Ever wondered what Marble Arch might have looked like if George IV had lived a little longer?
John Nash (1752-1835) was the favoured architect of the Prince Regent, later King George IV. Under George’s auspices Nash designed and planned such landmarks as The Regent’s Park, Regent Street, Carlton House Terrace, much of Buckingham Palace and Marble Arch.
Marble Arch was designed to be both a grandiose gateway to an expanded Buckingham Palace and an exuberant celebration of British Victories in the Napoleonic wars – a Triumphal Arch. But the Grade I listed Arch that we see today is nowhere near as grand as Nash originally intended.
This model, now in the Victoria and Albert Museum, gives an impression of how Marble Arch might have looked. Nash had it made to illustrate his intended design to George IV.
Bristling with sculpture, including an imposing equestrian statue of George IV crowning the structure, the overall design was approved and sculptures commissioned in 1828.
By 1830 most of the statues and panels were complete ad Nash’s work at Buckingham Palace and on the Arch was progressing. And then the King died.
Shortly after the King’s death Nash was sacked by the Prime Minister, the Duke of Wellington, for overspending on the project.

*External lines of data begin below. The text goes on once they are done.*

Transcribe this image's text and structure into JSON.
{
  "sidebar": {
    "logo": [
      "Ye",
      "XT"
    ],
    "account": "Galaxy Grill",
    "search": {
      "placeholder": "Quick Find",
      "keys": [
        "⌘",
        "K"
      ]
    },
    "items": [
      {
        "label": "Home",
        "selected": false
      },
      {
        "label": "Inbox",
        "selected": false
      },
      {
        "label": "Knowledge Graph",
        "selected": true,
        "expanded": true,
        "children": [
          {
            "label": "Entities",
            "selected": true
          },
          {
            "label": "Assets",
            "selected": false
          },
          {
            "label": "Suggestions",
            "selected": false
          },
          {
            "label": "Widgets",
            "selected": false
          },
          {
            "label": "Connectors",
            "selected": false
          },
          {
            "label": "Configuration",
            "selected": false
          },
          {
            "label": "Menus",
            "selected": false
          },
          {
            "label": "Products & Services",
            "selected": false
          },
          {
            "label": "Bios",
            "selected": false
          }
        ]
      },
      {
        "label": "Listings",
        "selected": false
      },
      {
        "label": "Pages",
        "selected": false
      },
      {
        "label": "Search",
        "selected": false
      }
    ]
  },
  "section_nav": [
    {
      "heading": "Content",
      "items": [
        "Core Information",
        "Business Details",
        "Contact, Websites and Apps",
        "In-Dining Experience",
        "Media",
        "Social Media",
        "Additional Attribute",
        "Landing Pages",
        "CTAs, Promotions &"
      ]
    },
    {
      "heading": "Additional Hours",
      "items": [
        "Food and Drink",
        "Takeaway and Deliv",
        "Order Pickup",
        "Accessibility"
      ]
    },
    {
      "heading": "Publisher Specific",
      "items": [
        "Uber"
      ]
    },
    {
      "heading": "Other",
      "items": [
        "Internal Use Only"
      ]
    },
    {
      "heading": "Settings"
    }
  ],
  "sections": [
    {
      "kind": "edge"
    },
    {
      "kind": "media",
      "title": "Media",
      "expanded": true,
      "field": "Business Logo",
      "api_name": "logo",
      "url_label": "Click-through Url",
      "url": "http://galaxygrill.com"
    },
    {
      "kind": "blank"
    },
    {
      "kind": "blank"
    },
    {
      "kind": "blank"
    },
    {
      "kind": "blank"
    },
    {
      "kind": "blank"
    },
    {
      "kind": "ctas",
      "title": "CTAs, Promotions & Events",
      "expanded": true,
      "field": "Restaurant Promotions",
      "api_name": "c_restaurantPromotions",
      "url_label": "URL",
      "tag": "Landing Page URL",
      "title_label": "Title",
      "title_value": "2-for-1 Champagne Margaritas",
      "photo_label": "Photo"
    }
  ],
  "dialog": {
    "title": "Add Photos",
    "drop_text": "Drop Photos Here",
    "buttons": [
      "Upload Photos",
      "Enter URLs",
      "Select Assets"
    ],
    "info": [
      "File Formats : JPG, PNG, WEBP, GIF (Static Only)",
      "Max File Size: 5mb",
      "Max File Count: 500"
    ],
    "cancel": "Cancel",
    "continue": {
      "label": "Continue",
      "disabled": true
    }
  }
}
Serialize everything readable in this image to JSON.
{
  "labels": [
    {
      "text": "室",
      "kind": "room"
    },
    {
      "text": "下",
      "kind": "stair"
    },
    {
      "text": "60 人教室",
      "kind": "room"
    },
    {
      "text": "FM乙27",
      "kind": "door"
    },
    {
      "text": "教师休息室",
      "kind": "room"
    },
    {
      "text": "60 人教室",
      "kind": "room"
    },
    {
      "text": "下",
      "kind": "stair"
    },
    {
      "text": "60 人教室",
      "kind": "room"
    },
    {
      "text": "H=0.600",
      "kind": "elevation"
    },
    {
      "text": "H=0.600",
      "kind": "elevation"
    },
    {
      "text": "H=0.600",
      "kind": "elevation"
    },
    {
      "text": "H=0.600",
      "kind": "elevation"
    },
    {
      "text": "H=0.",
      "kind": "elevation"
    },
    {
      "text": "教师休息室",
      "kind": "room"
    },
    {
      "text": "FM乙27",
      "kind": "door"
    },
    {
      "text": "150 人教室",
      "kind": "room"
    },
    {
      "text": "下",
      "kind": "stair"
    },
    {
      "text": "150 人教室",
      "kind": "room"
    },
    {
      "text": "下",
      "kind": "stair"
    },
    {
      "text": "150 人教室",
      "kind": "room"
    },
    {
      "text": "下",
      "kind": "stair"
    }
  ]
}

The architect Edward Blore was commissioned to complete the works in a more economic and practical fashion.
Finding himself in possession of a jumbled collection of statues and panels, Blore tried to get Nash to provide drawings to explain how the jigsaw was intended to fit together but Nash, unhappy about his dismissal, would not cooperate.
All Blore had to go on was Nash’s model and the assortment of sculptures in his yard.

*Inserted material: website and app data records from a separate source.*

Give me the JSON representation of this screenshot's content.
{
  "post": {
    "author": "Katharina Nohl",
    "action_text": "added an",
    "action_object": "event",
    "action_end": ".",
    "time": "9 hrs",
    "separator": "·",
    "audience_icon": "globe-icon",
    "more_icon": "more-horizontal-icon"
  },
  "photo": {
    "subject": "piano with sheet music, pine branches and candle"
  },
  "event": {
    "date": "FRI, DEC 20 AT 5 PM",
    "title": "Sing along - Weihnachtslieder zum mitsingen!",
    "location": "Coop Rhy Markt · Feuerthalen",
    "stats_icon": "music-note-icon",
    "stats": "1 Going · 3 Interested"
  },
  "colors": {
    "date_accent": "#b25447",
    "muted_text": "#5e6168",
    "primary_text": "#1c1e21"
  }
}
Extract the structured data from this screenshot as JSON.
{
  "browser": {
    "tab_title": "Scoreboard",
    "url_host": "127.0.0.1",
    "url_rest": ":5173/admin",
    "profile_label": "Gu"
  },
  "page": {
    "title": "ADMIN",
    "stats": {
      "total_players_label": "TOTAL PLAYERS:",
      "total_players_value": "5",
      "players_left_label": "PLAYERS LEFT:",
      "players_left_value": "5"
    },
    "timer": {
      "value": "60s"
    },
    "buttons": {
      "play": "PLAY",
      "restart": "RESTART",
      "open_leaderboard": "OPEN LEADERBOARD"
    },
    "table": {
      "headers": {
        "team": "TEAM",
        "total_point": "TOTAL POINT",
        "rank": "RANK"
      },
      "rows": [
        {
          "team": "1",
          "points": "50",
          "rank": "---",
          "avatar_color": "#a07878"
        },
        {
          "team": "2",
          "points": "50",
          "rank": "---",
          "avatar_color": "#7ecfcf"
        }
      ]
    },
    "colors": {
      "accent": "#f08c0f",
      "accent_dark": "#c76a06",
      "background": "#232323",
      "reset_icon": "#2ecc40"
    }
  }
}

The model has a “military side”, celebrating the Duke of Wellington’s victories, including the Battle of Waterloo and a “naval side” putting Lord Nelson’s achievements centre stage. Both sides were to have friezes of battle scenes and allegorical panels along with a selection of “winged victories” and other figures.
On each end of the Arch these two themes were to have been repeated. One end would bear the word, “Waterloo” and the other “Trafalgar” and under each, the names of commanders and battles.

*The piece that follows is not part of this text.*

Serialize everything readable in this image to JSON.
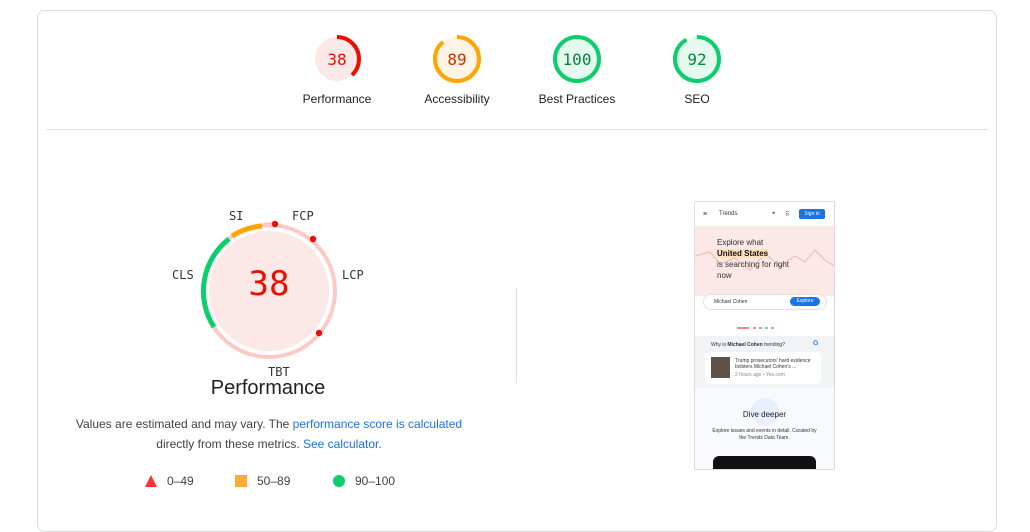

The model was never intended to be a definitive plan but rather to give an overall impression of how the finished article might look. It contains at least one big mistake. The military side is topped with the portrait of Nelson and the naval side with one of Wellington.
Blore eventually decided to complete the Arch but without most of the sculpture. So the Arch today has only four allegorical panels and a little decoration. The ends are blank except for three laurel wreaths.
The Arch was completed in 1833 although the central gates were not added until 1837, just in time Queen Victoria’s accession to the throne.
Extract from The Story of Marble Arch.